Acrylic book cradle mount, before and after

Keith’s internship project teaches students all about exhibition work including mount finishing, creating supply lists of finished mount work & storage locations, and using the Registration Digital Database (TMS). By the end of these hands-on experiences, Keith expects each intern to have a good overview of artifact mounting and understand various mount materials and fabrication techniques.

Keith’s interns do a lot of work with models and replicas of museum objects in order to create custom mounts and stands. They often work with conservationists in order to figure out the best materials to use to display priceless objects.

Delchristoff spent part of his internship identifying and finishing mounts for an exhibit that will travel to the Quai Branly Museum in Paris, France. The mounts will be shipped with the museum objects so that they can be installed in the Paris museum. To make the mounting mechanism as unobtrusive as possible, Delchristoff learned to paint the custom made mounts to match the object. He has also learned to finish them with acrylic paints and add conservation materials to the parts of the mount that touch the object in order to protect the museum piece.

Delchristoff painting a custom mount to match the object it will hold (Photo by Amy Lemon)
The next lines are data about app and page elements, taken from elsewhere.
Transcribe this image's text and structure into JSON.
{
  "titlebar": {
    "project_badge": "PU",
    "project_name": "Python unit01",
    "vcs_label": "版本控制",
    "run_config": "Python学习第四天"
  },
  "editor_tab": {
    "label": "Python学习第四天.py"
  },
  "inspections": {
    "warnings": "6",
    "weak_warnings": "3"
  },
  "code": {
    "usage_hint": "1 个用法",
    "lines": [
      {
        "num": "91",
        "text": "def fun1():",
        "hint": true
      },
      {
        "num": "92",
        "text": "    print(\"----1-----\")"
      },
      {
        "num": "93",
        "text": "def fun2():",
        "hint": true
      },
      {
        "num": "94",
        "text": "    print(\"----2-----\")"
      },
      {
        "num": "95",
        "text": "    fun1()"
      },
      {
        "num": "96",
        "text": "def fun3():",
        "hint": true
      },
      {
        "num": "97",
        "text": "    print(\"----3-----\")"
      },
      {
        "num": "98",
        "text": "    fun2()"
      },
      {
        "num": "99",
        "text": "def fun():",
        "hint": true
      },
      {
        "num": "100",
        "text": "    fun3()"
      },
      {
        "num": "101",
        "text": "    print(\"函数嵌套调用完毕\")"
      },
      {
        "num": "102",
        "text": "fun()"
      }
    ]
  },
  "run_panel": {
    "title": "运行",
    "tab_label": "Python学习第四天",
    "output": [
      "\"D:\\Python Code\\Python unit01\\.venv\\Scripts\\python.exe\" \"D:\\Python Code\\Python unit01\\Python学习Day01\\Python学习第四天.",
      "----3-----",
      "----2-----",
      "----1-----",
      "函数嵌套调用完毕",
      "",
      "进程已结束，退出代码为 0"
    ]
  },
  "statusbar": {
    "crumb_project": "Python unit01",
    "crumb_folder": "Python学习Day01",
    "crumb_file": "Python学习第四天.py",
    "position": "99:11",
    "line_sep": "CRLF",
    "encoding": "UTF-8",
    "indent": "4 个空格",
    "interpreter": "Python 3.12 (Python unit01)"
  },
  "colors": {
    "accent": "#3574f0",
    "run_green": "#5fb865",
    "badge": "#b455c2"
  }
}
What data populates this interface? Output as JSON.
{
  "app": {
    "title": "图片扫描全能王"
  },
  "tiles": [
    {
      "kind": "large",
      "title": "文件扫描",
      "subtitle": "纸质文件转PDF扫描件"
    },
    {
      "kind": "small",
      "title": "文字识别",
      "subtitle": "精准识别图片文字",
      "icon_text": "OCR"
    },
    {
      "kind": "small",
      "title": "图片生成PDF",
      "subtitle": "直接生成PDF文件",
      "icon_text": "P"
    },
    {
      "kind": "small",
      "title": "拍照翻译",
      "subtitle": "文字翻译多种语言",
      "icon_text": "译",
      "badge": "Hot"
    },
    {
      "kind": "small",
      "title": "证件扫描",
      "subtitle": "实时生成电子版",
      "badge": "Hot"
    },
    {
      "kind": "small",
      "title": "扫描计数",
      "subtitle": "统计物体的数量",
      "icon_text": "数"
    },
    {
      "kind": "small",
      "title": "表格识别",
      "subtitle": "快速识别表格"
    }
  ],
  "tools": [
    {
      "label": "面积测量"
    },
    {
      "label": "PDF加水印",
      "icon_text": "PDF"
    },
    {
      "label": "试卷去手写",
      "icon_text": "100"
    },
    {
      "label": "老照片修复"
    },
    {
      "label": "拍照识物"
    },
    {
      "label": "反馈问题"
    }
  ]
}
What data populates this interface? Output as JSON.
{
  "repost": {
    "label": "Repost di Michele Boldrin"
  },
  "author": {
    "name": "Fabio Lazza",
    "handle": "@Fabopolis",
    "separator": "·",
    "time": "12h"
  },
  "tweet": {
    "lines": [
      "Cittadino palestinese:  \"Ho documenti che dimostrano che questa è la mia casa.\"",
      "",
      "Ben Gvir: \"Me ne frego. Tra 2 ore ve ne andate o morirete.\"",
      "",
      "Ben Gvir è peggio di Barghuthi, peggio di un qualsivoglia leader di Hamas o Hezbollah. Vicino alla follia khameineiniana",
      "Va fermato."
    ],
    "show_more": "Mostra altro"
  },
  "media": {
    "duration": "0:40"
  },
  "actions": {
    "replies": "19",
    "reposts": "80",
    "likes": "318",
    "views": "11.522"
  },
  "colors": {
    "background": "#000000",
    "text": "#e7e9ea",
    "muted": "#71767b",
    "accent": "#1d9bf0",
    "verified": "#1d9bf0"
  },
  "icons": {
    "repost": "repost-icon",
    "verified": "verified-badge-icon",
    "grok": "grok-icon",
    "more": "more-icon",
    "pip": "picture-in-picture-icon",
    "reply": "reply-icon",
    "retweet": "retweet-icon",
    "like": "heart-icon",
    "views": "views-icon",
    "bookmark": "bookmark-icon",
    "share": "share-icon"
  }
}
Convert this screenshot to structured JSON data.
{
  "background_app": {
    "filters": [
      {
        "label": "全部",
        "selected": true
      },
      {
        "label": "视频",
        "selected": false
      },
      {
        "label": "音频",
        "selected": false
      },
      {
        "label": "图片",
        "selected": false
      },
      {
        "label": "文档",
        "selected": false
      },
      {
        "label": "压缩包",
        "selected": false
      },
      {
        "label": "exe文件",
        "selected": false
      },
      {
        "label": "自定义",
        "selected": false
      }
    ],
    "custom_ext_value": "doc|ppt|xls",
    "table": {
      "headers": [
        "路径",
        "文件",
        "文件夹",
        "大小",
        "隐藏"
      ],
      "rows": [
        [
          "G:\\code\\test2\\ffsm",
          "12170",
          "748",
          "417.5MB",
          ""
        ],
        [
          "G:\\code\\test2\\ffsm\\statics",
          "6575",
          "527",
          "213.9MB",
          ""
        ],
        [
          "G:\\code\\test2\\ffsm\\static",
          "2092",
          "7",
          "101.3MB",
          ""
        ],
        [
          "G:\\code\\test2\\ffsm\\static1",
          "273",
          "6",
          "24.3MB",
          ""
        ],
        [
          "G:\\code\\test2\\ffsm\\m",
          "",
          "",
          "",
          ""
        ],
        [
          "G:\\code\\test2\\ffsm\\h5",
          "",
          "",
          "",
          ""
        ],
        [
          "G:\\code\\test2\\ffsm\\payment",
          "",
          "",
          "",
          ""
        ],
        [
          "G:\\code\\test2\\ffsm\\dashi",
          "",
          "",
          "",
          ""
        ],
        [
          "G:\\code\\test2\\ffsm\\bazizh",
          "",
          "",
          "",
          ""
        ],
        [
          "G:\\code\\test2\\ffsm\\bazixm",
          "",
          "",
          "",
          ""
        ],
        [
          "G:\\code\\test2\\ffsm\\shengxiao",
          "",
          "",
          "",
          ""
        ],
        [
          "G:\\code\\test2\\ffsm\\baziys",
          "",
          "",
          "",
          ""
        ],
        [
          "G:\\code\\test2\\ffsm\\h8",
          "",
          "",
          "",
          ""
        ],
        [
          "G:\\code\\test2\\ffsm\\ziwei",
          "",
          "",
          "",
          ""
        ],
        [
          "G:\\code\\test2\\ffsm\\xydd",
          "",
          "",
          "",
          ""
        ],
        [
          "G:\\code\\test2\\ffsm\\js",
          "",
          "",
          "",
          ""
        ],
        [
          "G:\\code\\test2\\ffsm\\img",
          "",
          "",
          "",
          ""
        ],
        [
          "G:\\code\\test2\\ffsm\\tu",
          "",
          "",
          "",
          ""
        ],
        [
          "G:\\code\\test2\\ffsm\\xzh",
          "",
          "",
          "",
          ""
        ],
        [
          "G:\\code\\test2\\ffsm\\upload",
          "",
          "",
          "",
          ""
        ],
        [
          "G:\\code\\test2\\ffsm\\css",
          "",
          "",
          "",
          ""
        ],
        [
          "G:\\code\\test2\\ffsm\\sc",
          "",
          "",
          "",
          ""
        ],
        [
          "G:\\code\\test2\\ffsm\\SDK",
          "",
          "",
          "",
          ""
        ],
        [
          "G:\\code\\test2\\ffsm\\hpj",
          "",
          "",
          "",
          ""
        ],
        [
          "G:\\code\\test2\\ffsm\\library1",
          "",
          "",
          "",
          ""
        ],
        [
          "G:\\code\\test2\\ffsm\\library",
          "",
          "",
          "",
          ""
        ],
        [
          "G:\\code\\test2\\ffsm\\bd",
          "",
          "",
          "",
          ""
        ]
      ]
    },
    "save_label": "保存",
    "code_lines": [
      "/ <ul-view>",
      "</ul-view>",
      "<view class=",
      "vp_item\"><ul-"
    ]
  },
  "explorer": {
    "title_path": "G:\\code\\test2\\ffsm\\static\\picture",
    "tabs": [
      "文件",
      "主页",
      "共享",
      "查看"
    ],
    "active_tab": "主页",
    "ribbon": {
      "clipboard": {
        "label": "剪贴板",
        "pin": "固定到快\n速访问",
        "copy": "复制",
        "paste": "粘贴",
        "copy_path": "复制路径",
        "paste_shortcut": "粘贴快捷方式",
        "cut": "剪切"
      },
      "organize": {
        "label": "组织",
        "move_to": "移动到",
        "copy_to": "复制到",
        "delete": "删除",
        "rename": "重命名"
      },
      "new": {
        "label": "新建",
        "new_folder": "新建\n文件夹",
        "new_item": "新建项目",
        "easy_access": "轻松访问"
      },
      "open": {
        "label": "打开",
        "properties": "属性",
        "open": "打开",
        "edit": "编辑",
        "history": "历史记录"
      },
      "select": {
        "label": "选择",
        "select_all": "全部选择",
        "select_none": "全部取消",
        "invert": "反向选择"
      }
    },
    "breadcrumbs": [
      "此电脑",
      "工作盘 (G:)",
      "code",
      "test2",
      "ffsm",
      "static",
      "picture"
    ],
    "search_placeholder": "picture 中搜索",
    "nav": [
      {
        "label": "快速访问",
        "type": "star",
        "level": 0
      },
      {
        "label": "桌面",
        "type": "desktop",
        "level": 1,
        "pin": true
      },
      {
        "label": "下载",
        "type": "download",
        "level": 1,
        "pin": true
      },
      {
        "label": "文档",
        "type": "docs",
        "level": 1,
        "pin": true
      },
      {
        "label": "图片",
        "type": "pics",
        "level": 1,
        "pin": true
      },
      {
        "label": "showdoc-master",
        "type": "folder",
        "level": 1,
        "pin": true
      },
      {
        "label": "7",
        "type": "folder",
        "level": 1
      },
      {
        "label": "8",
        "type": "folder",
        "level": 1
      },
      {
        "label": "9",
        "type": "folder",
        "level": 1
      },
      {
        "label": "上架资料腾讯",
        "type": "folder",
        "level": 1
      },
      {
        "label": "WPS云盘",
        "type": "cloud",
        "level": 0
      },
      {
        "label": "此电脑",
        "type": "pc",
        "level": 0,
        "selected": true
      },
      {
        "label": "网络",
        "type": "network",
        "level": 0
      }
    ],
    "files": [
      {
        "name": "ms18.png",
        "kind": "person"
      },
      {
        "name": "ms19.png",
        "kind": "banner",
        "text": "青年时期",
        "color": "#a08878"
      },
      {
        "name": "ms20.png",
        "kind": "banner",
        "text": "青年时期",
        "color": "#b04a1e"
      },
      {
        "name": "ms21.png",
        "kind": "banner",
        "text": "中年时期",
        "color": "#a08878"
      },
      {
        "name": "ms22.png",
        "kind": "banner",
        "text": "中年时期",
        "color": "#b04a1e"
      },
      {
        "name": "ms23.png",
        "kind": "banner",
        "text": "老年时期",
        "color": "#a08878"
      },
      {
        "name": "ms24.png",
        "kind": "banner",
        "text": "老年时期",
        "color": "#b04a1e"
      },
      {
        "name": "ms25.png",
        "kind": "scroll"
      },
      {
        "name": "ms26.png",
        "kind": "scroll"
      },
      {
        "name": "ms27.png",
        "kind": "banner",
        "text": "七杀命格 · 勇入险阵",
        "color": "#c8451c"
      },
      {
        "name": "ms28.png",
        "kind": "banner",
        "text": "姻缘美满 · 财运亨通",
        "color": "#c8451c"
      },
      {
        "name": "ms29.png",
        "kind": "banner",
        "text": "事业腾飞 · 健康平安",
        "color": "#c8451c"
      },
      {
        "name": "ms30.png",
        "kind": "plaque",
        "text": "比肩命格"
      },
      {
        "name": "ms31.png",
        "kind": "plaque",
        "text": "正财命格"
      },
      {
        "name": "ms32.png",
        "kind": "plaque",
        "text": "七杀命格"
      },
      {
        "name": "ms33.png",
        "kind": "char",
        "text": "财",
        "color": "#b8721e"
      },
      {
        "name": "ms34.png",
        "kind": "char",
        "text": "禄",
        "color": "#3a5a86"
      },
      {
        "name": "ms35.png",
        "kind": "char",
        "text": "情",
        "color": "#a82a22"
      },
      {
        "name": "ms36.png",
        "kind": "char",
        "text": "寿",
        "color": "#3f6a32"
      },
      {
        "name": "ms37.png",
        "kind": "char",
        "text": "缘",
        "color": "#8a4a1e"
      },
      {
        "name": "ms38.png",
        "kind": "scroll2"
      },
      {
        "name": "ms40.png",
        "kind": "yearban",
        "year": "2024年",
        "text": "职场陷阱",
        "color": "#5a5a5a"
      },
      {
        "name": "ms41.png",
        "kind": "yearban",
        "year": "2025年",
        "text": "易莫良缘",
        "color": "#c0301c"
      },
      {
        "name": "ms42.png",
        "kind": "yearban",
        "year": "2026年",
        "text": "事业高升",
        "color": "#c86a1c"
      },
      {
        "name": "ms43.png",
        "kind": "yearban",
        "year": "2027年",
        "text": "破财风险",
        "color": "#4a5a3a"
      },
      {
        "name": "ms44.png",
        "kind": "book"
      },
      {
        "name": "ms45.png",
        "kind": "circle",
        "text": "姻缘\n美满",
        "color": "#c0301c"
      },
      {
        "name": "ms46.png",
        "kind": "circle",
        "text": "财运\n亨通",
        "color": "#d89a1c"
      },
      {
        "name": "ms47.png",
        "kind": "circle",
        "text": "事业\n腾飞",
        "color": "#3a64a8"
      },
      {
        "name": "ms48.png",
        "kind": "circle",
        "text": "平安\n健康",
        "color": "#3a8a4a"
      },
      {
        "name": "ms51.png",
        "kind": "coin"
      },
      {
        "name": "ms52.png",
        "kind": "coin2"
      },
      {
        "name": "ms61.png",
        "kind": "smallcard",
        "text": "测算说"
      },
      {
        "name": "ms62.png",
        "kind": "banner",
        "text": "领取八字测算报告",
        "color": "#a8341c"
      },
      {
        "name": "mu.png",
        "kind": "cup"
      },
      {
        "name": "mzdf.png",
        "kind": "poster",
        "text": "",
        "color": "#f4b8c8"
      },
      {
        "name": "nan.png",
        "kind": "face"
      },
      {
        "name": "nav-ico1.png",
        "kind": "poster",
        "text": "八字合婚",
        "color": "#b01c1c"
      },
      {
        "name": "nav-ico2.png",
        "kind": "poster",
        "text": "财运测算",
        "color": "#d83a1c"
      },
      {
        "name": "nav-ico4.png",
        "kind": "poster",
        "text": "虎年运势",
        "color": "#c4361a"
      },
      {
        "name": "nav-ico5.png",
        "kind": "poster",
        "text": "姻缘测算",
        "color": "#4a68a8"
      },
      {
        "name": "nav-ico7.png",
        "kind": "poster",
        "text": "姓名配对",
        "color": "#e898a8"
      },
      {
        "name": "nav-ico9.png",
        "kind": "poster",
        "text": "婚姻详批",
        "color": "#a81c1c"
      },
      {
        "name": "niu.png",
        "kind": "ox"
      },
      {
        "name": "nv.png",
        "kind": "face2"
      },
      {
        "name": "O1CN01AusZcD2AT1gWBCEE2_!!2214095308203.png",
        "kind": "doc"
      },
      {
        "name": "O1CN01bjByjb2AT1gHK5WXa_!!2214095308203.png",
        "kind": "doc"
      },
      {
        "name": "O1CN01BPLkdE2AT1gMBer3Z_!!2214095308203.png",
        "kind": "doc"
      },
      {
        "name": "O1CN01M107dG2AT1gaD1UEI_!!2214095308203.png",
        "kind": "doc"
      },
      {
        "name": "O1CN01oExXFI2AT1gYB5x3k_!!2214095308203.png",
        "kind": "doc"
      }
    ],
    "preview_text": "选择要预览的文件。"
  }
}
Delchristoff has also learned to make floating mounts – so called because they are hidden from view and make the objects they display appear to float in the air.

Delchristoff inspecting a floating mount made by his mentor, Keith Conway (Photo by Amy Lemon)

One of the projects Delchristoff completed during his internship was creating a scale model of an actual art piece by African artist, El Anatsui. Using paper and paint, Delcristoff helped create an exact replica of the 24 wooden pieces that make up the museum object. His replica will be used by NMAfA curators to test various museum display options. Curators don’t want to handle original works any more than is necessary to preserve and protect them. By the time they are done using Delchristoff’s replica, the curators will know the best way to display the original piece.

Delchristoff and his mentor Keith Conway in front of the scale model strips Dechristoff created and painted (photo by Joseph Z. Johnson)

In order to keep track of all the projects for his internship, Delchristoff made detailed lists describing all of the precise steps of the different mount making processes. The result is a helpful book on how to make and finish museum quality mounts as well as catalogue them.

Delchristoff in front of a scale model he created and painted (photo by Joseph Z. Johnson)

Keith says he works on improving his own time management skills as much as he helps his interns manage theirs. It’s not unusual for his unit to be given only a few months’ notice for each exhibit, which creates very tight deadlines to get everything finished. However, Keith says it’s very satisfying for everybody in the department to know they made mounts and stands for some of the most valuable artifacts at the Smithsonian and museums around the world.

Delchritoff did not expect to be given such a great opportunity when he applied to be a Smithsonian intern. He adds his family is very proud of him for getting the Robert Kogod Art Internship. The experience will have a lasting impression on him whether he owns an art store, creates new superheroes for comic books, or invents and makes future museum mounts. Maybe he’ll do it all!


Amy Lemon is a Program Manager with the Smithsonian Office of Fellowships and Internships (OFI)

This article was written with help from OFI Intern, Joseph Z. Johnson